## Task brief
Print the data verbatim. Leave every image out.

Listed records Start Marker

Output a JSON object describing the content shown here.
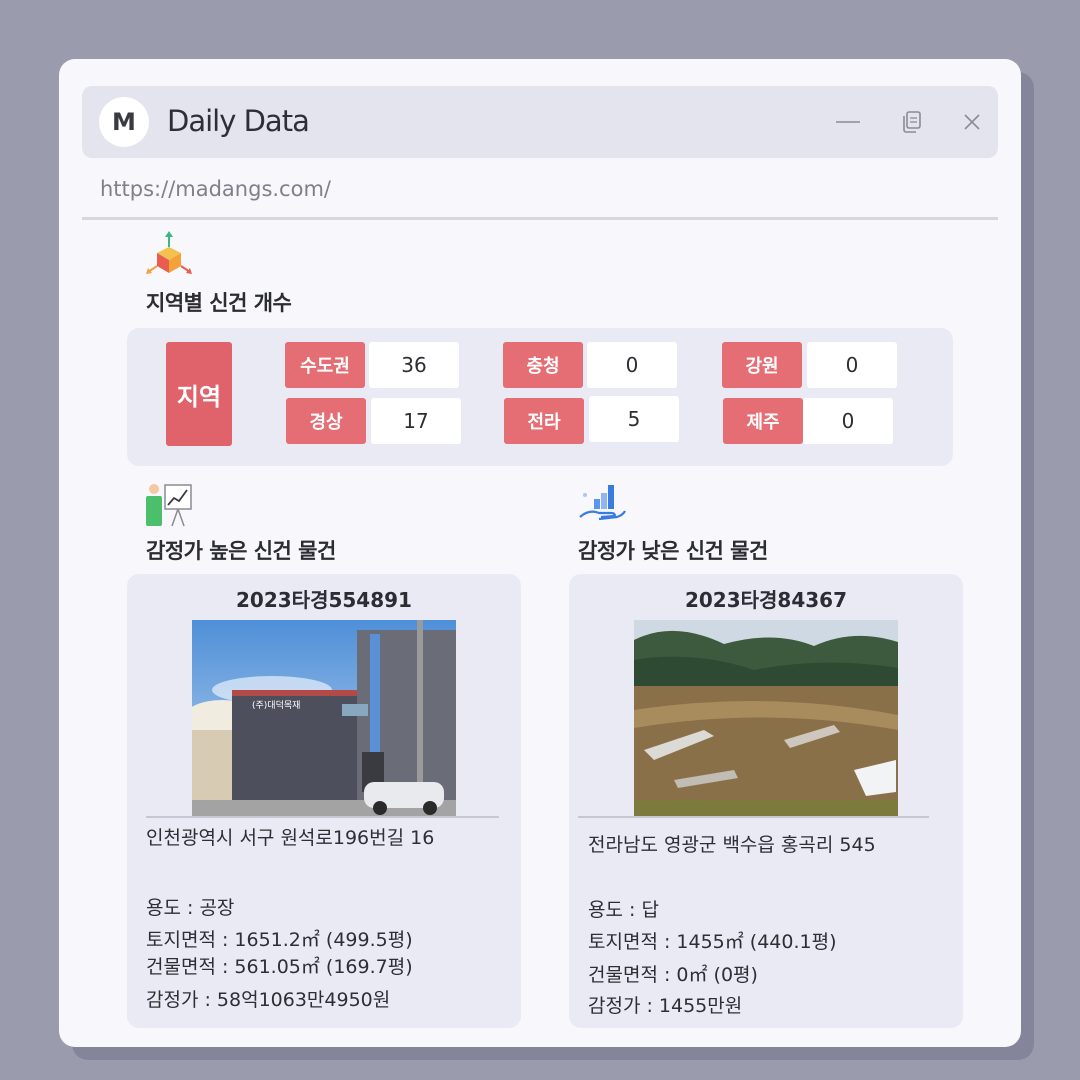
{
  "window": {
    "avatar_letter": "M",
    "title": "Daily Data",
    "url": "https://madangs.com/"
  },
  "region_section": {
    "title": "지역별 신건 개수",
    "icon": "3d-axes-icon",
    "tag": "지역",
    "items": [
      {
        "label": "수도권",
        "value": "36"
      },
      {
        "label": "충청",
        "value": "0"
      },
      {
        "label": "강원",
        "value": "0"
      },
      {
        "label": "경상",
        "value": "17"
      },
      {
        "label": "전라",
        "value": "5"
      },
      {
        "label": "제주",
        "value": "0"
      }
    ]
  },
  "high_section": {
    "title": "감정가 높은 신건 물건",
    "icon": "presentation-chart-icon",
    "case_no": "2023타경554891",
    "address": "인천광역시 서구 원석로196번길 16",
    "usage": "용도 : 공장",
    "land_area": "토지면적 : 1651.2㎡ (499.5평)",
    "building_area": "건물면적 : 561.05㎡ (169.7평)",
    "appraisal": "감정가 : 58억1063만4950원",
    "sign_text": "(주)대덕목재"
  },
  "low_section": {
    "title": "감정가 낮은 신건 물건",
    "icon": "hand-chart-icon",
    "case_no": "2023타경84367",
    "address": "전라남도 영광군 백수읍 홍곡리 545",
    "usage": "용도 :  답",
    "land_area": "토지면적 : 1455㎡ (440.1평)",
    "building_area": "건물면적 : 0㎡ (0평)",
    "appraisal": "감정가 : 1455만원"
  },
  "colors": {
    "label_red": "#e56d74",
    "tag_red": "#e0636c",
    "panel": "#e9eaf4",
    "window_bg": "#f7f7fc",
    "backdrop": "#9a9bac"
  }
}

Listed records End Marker

## Result for this exercise
Output a JSON object describing the content shown here.
{
  "window": {
    "avatar_letter": "M",
    "title": "Daily Data",
    "url": "https://madangs.com/"
  },
  "region_section": {
    "title": "지역별 신건 개수",
    "icon": "3d-axes-icon",
    "tag": "지역",
    "items": [
      {
        "label": "수도권",
        "value": "36"
      },
      {
        "label": "충청",
        "value": "0"
      },
      {
        "label": "강원",
        "value": "0"
      },
      {
        "label": "경상",
        "value": "17"
      },
      {
        "label": "전라",
        "value": "5"
      },
      {
        "label": "제주",
        "value": "0"
      }
    ]
  },
  "high_section": {
    "title": "감정가 높은 신건 물건",
    "icon": "presentation-chart-icon",
    "case_no": "2023타경554891",
    "address": "인천광역시 서구 원석로196번길 16",
    "usage": "용도 : 공장",
    "land_area": "토지면적 : 1651.2㎡ (499.5평)",
    "building_area": "건물면적 : 561.05㎡ (169.7평)",
    "appraisal": "감정가 : 58억1063만4950원",
    "sign_text": "(주)대덕목재"
  },
  "low_section": {
    "title": "감정가 낮은 신건 물건",
    "icon": "hand-chart-icon",
    "case_no": "2023타경84367",
    "address": "전라남도 영광군 백수읍 홍곡리 545",
    "usage": "용도 :  답",
    "land_area": "토지면적 : 1455㎡ (440.1평)",
    "building_area": "건물면적 : 0㎡ (0평)",
    "appraisal": "감정가 : 1455만원"
  },
  "colors": {
    "label_red": "#e56d74",
    "tag_red": "#e0636c",
    "panel": "#e9eaf4",
    "window_bg": "#f7f7fc",
    "backdrop": "#9a9bac"
  }
}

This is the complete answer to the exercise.